Amongst the usual suspects of high summer at Mill Hill near Shoreham, were at least 2 second gen Dingy Skippers. Good numbers of fresh Peacock, Red Admiral and 1 Painted Lady. Also seen was a rather impressive Gatekeeper ab. (Paul Atkin)

By the time (11:45am) I walked up to Deep Dene the wind picked up and it was overcast so I did not have too much hope to see anything but non the less I decided to walk around a little bit but an hour and a half later I was ready to call it a day when at 1:10pm I spotted my first ever Grayling!!! It was resting on a stick on the ground next to a small bush (TQ 54318 03077) where others have seen Graylings too. I took a few not so great photos but watching this little fella for around 10 minutes was more important. When it took off to chase a Chalk Hill Blue away I lost sight of it but 15 minutes later I found an other one what I presume to be the same individual as it was very close (TQ 54255 03042) to the first location.

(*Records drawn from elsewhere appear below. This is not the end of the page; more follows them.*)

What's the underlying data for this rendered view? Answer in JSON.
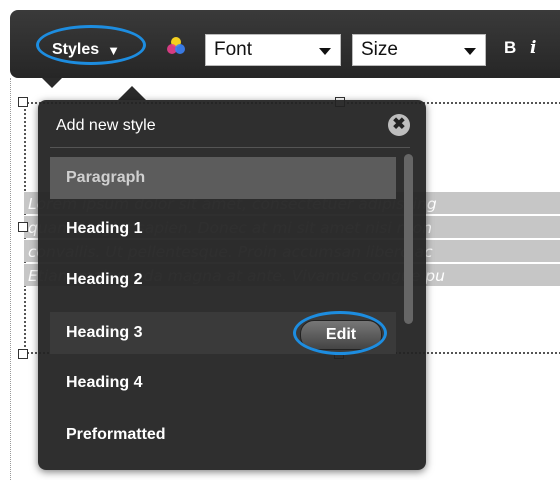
{
  "toolbar": {
    "styles_label": "Styles",
    "styles_arrow": "▼",
    "font_label": "Font",
    "size_label": "Size",
    "bold_label": "B",
    "italic_label": "i"
  },
  "dropdown": {
    "header": "Add new style",
    "close_glyph": "✖",
    "items": [
      {
        "label": "Paragraph",
        "state": "selected"
      },
      {
        "label": "Heading 1"
      },
      {
        "label": "Heading 2"
      },
      {
        "label": "Heading 3",
        "state": "hover",
        "action": "Edit"
      },
      {
        "label": "Heading 4"
      },
      {
        "label": "Preformatted"
      }
    ]
  },
  "editor": {
    "lines": [
      "Lorem ipsum dolor sit amet, consectetuer adipiscing",
      "quam feugiat sapien. Donec at mi sit amet nisi rhon",
      "convallis. Ut pellentesque. Proin accumsan libero ac",
      "Etiam malesuada magna at ante. Vivamus congue pu"
    ]
  },
  "colors": {
    "accent_ring": "#1d8de0",
    "toolbar_bg": "#2e2e2e",
    "menu_bg": "#222222"
  }
}
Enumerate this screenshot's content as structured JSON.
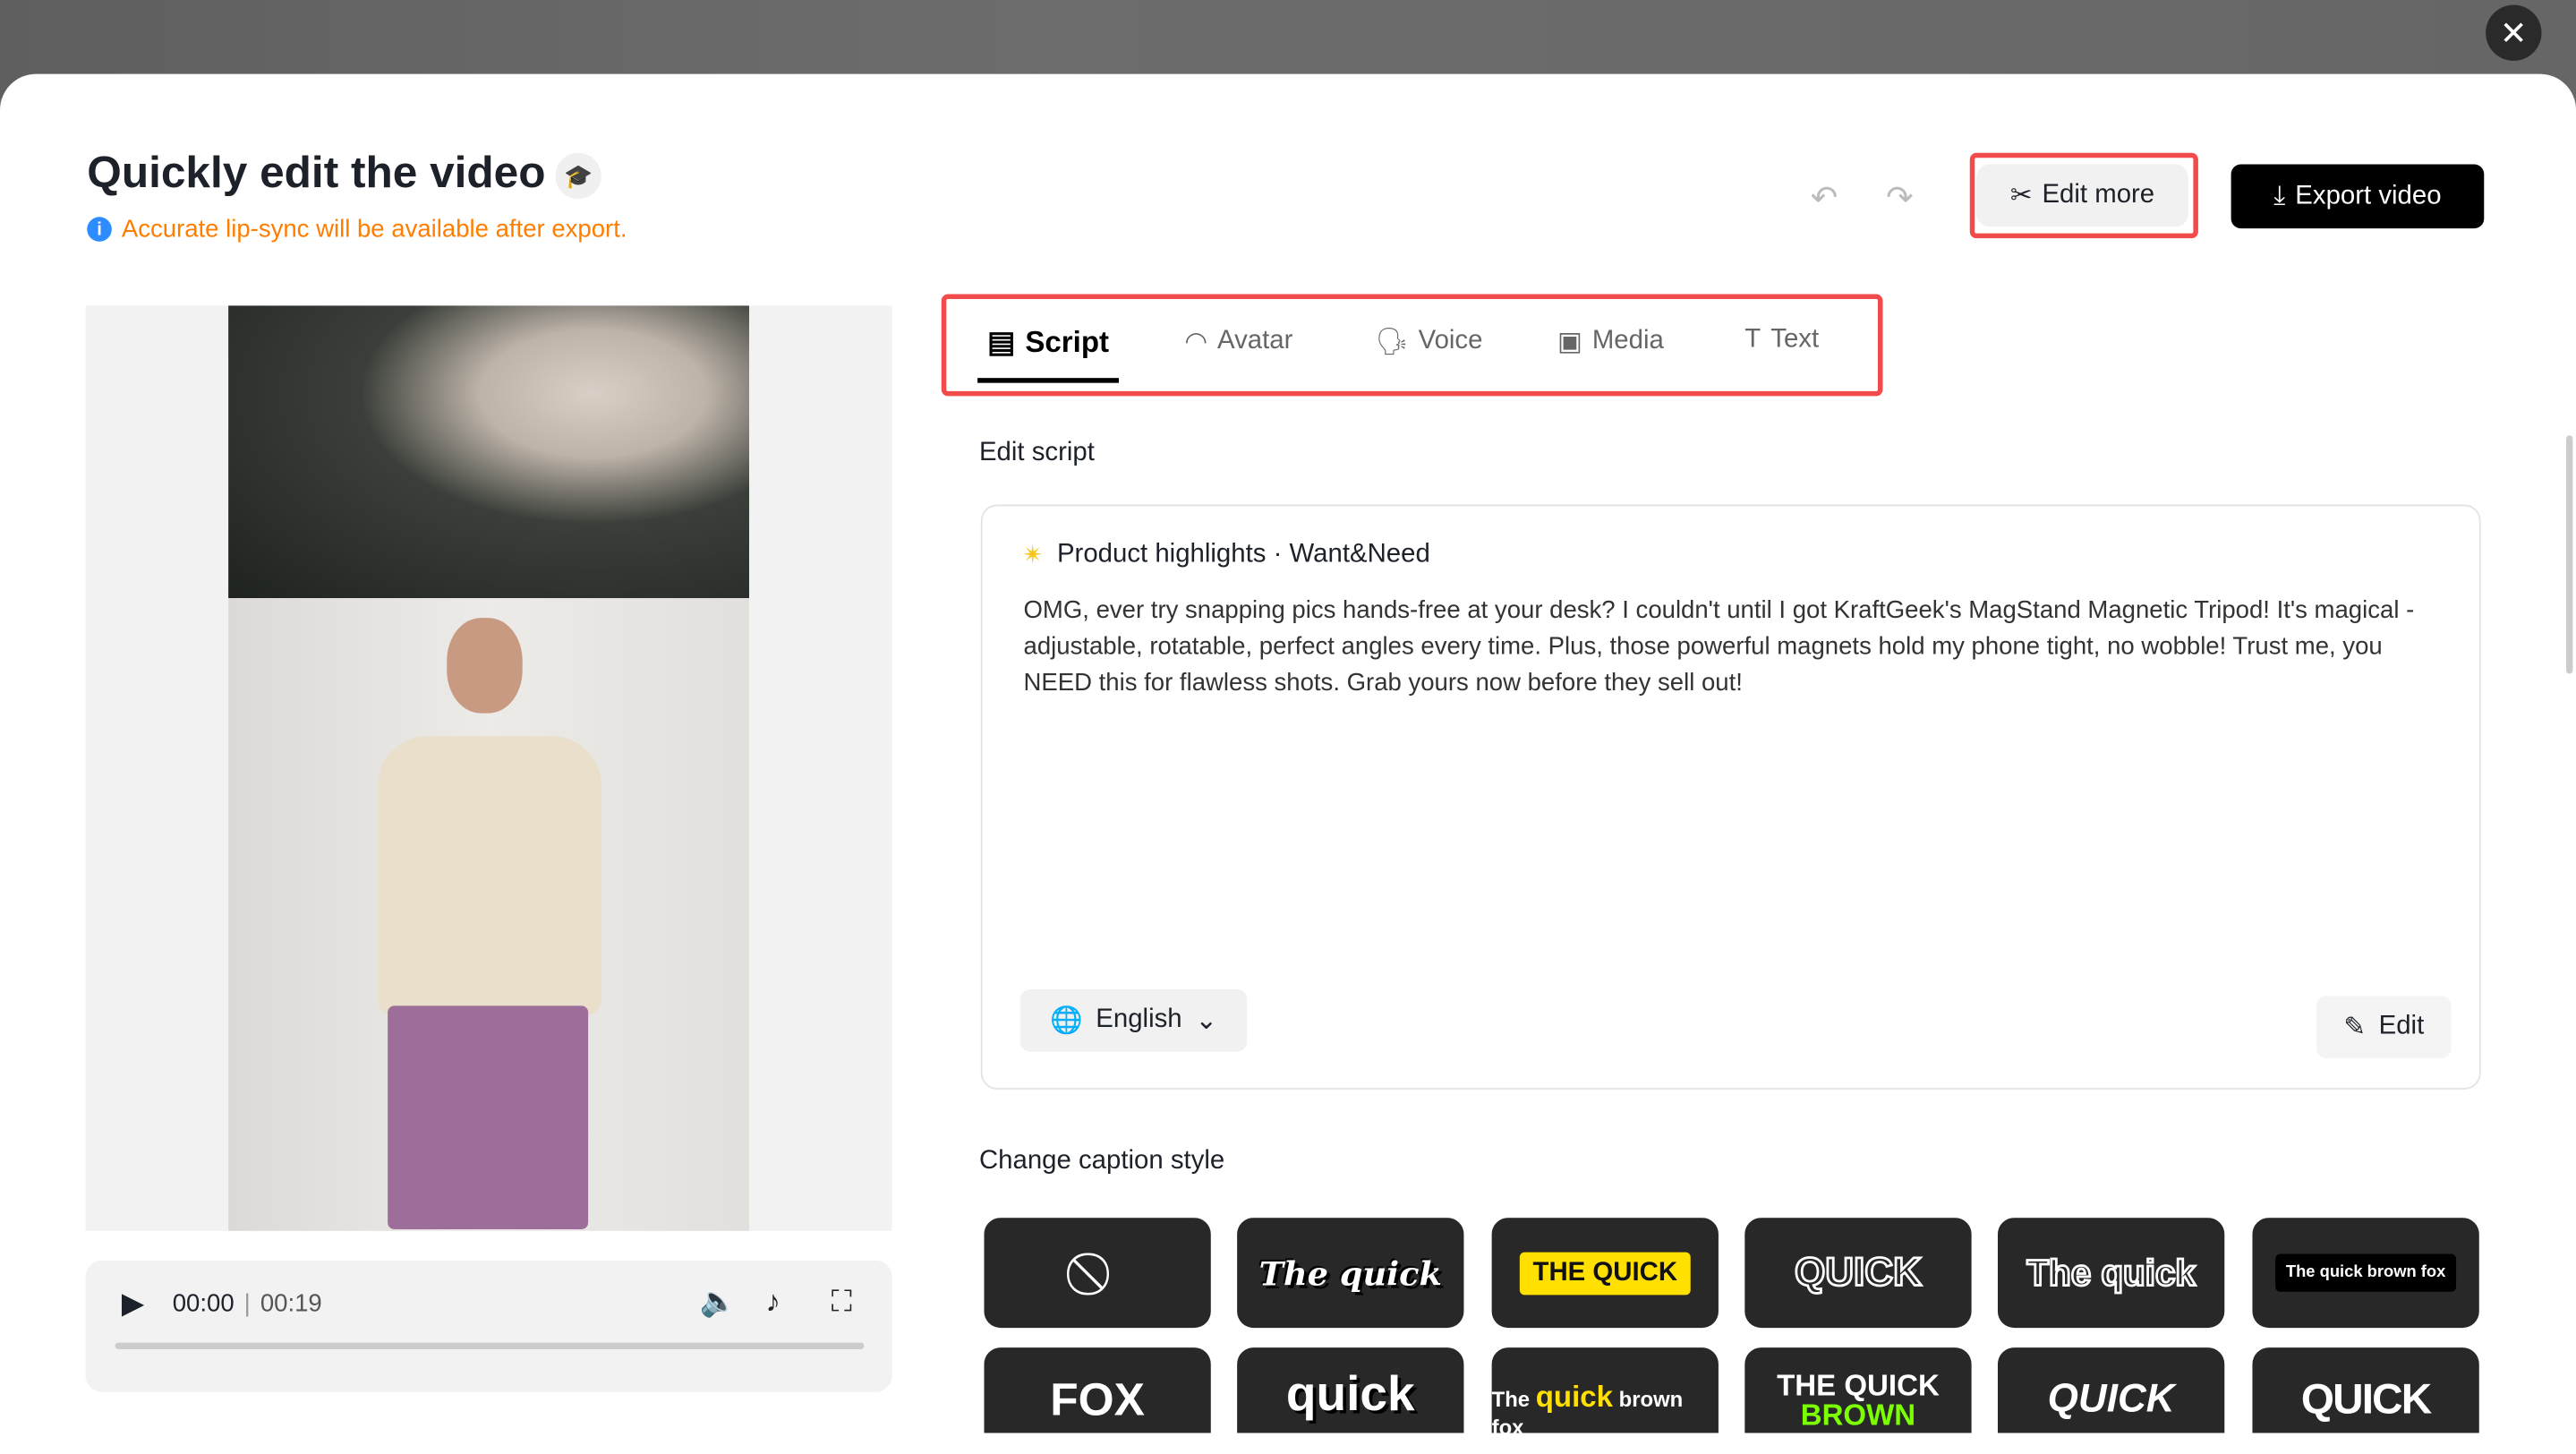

There was an other gentleman taking pictures of it so hopefully he got some decent shots and will share it. Also, as I always walk up from Polegate station via Folkington what I think used to be an other location for Graylings, could you please post some grid reference numbers where to look? (Istvan Radi)
This man walked from Polegate Station to Deep Dean just for the Grayling! Respect. (Ed jnr)

After yesterday’s exertions at The Long Man I opted for a local walk today and spent a couple of hours searching for Brown Hairstreak on the west side of the Burgess Hill circular walk. Only one male seen in overcast and windy conditions. (David Cook)

Took a detour through Dyke Road park, Brighton (or possibly Hove I think the border runs through it) on the way to work, just to see what was about - first 2 Meadow Brown, then a Speckled Wood and then a lovely white letter hairstreak floated down to potter around on the geranium leaves at ground level, where it posed for close-up shots with my phone.
I have been taking a detour through this park for a while now, and although only a small section is planted with flowering plants I have now spotted 11 species in total, including the WLH. Pretty good going for a small park and there may be more yet. For some reason my phone photo is loading oddly - need to turn your head by 45 degrees to see it properly (Sylvia Davidson)